PORT OF CORPUS CHRISTI, Texas — For John LaRue, sand was the harbinger of the change. Several years ago, LaRue, the Port of Corpus Christi's executive director, began seeing the smooth quartz grains arriving in bulk from Wisconsin and Minnesota. It's used in fracking, one of the materials injected into shale-rock formations to free oil and natural gas and coax it topside.
None of that fracking is happening in this industrial port city down the Gulf Coast from Houston. Instead, Corpus Christi is the waypoint for the sand that's trucked inland to the surging Eagle Ford Shale formation.
The inland energy boom is sending more than sand through the nation's fifth-largest port. On a recent May morning, not far from from an airline-hangar-sized building filled with fracking sand, long rows of steel drilling pipe from Korea awaited shipment to Eagle Ford sites.
But what's now coming from the Eagle Ford back into and through Corpus Christi is transforming the region even more. The trickle of crude oil flowing from the port has turned to a flood: Between 2010 and 2011, the port went from exporting 274,000 barrels to more than 2 million.

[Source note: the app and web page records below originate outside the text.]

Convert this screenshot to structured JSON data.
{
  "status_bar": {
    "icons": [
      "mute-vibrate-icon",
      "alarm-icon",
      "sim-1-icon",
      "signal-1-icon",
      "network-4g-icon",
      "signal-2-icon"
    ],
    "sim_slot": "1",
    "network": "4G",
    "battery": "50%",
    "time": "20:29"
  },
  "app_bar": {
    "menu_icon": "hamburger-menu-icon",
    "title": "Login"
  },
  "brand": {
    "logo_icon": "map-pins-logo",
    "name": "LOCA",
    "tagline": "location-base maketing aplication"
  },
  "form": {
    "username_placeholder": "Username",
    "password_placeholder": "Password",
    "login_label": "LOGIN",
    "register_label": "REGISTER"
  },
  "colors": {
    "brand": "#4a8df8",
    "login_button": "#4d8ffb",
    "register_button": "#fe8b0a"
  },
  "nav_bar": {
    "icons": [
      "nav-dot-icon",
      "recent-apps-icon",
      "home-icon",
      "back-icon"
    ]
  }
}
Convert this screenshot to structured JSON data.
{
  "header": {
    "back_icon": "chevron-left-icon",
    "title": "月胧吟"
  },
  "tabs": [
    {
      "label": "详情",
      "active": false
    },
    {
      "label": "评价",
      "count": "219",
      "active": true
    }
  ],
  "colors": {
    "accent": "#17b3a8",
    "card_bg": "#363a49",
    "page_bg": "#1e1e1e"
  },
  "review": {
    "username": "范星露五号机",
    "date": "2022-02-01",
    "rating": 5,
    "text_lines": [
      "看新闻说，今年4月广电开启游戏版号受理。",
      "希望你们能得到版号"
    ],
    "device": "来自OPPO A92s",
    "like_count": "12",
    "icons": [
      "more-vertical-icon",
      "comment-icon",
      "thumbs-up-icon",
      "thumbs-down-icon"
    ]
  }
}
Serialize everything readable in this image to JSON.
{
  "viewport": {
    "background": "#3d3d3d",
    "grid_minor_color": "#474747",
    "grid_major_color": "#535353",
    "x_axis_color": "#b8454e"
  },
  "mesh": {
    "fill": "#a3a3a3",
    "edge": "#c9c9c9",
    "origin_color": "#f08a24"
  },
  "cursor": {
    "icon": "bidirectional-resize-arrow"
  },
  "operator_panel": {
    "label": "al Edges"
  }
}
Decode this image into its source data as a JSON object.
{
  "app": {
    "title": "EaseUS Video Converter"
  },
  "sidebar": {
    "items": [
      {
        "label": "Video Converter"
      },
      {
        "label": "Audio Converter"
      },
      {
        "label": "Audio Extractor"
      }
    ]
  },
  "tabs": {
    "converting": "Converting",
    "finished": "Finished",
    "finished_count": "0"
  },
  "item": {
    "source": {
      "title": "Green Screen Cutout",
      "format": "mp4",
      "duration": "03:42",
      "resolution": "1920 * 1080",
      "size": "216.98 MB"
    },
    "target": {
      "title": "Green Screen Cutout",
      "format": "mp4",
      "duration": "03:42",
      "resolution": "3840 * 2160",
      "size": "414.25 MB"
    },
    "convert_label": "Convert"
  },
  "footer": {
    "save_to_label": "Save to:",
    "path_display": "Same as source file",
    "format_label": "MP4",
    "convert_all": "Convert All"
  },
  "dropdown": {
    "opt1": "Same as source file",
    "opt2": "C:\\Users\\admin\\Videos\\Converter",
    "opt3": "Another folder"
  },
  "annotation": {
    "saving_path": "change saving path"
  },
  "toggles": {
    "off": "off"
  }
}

Last year, the number of crude barrels headed outbound to other parts of the U.S. was 122.5 million and the port has expanded its docks to handle it all.